* _Directions_
The entries should be given again in full. Alter nothing.

------------------------------------------------------------------------

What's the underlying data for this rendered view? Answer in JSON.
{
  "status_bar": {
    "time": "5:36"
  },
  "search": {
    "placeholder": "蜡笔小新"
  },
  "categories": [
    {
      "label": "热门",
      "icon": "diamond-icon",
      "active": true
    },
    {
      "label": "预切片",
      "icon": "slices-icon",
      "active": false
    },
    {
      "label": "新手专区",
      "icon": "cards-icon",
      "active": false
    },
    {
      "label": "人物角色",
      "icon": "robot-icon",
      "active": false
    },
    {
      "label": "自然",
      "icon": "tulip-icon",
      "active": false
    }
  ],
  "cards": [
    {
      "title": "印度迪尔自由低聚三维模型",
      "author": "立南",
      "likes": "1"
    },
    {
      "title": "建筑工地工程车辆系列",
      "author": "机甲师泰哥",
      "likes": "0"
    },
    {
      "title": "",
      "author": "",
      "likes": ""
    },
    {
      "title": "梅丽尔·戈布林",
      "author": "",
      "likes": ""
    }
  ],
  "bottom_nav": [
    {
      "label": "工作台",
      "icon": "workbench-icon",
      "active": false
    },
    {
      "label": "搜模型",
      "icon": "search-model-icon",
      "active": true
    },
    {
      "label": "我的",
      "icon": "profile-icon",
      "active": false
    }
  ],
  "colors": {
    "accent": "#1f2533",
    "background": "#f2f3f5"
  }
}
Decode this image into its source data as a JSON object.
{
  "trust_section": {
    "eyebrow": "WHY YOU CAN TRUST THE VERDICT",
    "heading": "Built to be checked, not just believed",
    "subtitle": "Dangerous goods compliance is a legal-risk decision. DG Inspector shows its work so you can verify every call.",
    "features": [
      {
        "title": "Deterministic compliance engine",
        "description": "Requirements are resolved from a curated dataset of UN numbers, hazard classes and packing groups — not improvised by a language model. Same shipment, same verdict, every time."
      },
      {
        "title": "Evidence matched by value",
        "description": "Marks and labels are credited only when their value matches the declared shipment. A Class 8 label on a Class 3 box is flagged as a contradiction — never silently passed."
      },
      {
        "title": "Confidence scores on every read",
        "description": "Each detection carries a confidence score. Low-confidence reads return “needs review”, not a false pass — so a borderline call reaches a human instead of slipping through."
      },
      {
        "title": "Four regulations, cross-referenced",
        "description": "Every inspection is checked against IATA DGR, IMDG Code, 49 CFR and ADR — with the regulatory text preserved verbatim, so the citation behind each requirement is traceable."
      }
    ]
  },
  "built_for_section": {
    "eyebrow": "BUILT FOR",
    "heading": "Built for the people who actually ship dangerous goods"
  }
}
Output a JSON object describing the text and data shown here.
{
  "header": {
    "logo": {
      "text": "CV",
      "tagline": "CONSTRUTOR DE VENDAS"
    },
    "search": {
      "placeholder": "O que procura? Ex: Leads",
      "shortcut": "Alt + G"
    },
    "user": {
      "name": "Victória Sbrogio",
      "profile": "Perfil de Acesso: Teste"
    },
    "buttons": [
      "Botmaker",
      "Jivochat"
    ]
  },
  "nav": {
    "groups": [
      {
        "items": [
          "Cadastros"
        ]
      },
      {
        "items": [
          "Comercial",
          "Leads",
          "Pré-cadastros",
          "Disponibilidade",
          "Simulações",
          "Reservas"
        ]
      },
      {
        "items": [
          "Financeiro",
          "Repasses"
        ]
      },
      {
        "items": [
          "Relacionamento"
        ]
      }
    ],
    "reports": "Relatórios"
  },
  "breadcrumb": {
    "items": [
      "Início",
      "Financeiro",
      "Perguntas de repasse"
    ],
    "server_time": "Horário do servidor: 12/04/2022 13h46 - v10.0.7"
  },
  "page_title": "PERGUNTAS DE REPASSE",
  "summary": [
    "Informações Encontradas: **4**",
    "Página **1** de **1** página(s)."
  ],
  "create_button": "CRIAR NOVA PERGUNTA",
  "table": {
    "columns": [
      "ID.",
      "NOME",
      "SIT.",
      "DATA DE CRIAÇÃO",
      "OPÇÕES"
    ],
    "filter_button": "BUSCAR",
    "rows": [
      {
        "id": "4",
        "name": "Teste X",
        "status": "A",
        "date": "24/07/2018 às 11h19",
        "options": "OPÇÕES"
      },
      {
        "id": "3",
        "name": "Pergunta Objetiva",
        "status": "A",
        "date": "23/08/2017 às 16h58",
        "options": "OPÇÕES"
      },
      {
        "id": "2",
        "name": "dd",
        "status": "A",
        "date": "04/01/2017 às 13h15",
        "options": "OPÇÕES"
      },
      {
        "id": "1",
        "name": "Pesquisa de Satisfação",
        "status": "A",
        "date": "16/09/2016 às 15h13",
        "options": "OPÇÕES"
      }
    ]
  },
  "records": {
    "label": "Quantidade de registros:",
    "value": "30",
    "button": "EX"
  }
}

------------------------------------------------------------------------

* _The answer_
What's the underlying data for this rendered view? Answer in JSON.
{
  "status_bar": {
    "time": "5:36"
  },
  "search": {
    "placeholder": "蜡笔小新"
  },
  "categories": [
    {
      "label": "热门",
      "icon": "diamond-icon",
      "active": true
    },
    {
      "label": "预切片",
      "icon": "slices-icon",
      "active": false
    },
    {
      "label": "新手专区",
      "icon": "cards-icon",
      "active": false
    },
    {
      "label": "人物角色",
      "icon": "robot-icon",
      "active": false
    },
    {
      "label": "自然",
      "icon": "tulip-icon",
      "active": false
    }
  ],
  "cards": [
    {
      "title": "印度迪尔自由低聚三维模型",
      "author": "立南",
      "likes": "1"
    },
    {
      "title": "建筑工地工程车辆系列",
      "author": "机甲师泰哥",
      "likes": "0"
    },
    {
      "title": "",
      "author": "",
      "likes": ""
    },
    {
      "title": "梅丽尔·戈布林",
      "author": "",
      "likes": ""
    }
  ],
  "bottom_nav": [
    {
      "label": "工作台",
      "icon": "workbench-icon",
      "active": false
    },
    {
      "label": "搜模型",
      "icon": "search-model-icon",
      "active": true
    },
    {
      "label": "我的",
      "icon": "profile-icon",
      "active": false
    }
  ],
  "colors": {
    "accent": "#1f2533",
    "background": "#f2f3f5"
  }
}
Decode this image into its source data as a JSON object.
{
  "trust_section": {
    "eyebrow": "WHY YOU CAN TRUST THE VERDICT",
    "heading": "Built to be checked, not just believed",
    "subtitle": "Dangerous goods compliance is a legal-risk decision. DG Inspector shows its work so you can verify every call.",
    "features": [
      {
        "title": "Deterministic compliance engine",
        "description": "Requirements are resolved from a curated dataset of UN numbers, hazard classes and packing groups — not improvised by a language model. Same shipment, same verdict, every time."
      },
      {
        "title": "Evidence matched by value",
        "description": "Marks and labels are credited only when their value matches the declared shipment. A Class 8 label on a Class 3 box is flagged as a contradiction — never silently passed."
      },
      {
        "title": "Confidence scores on every read",
        "description": "Each detection carries a confidence score. Low-confidence reads return “needs review”, not a false pass — so a borderline call reaches a human instead of slipping through."
      },
      {
        "title": "Four regulations, cross-referenced",
        "description": "Every inspection is checked against IATA DGR, IMDG Code, 49 CFR and ADR — with the regulatory text preserved verbatim, so the citation behind each requirement is traceable."
      }
    ]
  },
  "built_for_section": {
    "eyebrow": "BUILT FOR",
    "heading": "Built for the people who actually ship dangerous goods"
  }
}
Output a JSON object describing the text and data shown here.
{
  "header": {
    "logo": {
      "text": "CV",
      "tagline": "CONSTRUTOR DE VENDAS"
    },
    "search": {
      "placeholder": "O que procura? Ex: Leads",
      "shortcut": "Alt + G"
    },
    "user": {
      "name": "Victória Sbrogio",
      "profile": "Perfil de Acesso: Teste"
    },
    "buttons": [
      "Botmaker",
      "Jivochat"
    ]
  },
  "nav": {
    "groups": [
      {
        "items": [
          "Cadastros"
        ]
      },
      {
        "items": [
          "Comercial",
          "Leads",
          "Pré-cadastros",
          "Disponibilidade",
          "Simulações",
          "Reservas"
        ]
      },
      {
        "items": [
          "Financeiro",
          "Repasses"
        ]
      },
      {
        "items": [
          "Relacionamento"
        ]
      }
    ],
    "reports": "Relatórios"
  },
  "breadcrumb": {
    "items": [
      "Início",
      "Financeiro",
      "Perguntas de repasse"
    ],
    "server_time": "Horário do servidor: 12/04/2022 13h46 - v10.0.7"
  },
  "page_title": "PERGUNTAS DE REPASSE",
  "summary": [
    "Informações Encontradas: **4**",
    "Página **1** de **1** página(s)."
  ],
  "create_button": "CRIAR NOVA PERGUNTA",
  "table": {
    "columns": [
      "ID.",
      "NOME",
      "SIT.",
      "DATA DE CRIAÇÃO",
      "OPÇÕES"
    ],
    "filter_button": "BUSCAR",
    "rows": [
      {
        "id": "4",
        "name": "Teste X",
        "status": "A",
        "date": "24/07/2018 às 11h19",
        "options": "OPÇÕES"
      },
      {
        "id": "3",
        "name": "Pergunta Objetiva",
        "status": "A",
        "date": "23/08/2017 às 16h58",
        "options": "OPÇÕES"
      },
      {
        "id": "2",
        "name": "dd",
        "status": "A",
        "date": "04/01/2017 às 13h15",
        "options": "OPÇÕES"
      },
      {
        "id": "1",
        "name": "Pesquisa de Satisfação",
        "status": "A",
        "date": "16/09/2016 às 15h13",
        "options": "OPÇÕES"
      }
    ]
  },
  "records": {
    "label": "Quantidade de registros:",
    "value": "30",
    "button": "EX"
  }
}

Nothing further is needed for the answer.